(App and web page records)
——

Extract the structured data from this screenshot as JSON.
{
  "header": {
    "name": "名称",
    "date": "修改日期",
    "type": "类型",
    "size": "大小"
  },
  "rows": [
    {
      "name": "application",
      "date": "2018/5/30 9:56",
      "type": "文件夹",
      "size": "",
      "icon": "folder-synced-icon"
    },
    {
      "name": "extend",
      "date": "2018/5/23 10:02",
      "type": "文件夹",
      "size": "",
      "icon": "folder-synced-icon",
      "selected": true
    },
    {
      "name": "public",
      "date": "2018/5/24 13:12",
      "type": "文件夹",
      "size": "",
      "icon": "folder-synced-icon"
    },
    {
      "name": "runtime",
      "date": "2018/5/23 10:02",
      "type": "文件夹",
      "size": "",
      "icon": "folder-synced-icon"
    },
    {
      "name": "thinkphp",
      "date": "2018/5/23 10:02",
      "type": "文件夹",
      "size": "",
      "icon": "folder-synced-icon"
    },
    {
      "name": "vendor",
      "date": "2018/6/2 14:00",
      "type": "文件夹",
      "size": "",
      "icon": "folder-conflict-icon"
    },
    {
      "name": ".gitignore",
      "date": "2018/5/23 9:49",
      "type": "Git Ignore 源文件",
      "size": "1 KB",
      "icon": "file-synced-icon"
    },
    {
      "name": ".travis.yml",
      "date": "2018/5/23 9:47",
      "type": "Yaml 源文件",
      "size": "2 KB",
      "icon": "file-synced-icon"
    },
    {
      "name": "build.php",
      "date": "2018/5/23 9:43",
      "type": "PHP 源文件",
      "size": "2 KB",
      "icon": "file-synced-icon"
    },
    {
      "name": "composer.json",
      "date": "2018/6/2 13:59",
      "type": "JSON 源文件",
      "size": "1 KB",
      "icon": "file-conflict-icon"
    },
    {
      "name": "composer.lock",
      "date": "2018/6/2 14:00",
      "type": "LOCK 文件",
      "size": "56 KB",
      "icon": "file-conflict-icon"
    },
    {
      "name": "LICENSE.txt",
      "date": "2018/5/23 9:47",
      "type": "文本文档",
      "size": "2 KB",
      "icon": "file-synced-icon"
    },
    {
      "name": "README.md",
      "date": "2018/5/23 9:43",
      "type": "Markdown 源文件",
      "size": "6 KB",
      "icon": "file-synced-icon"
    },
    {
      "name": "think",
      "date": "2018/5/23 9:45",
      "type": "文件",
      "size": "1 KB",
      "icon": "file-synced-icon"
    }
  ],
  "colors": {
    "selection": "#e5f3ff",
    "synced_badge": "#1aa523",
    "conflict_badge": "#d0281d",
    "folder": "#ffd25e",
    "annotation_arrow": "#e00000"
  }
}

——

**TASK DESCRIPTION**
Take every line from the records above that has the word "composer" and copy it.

**EXERCISE SOLUTION**
      "name": "composer.json",
      "name": "composer.lock",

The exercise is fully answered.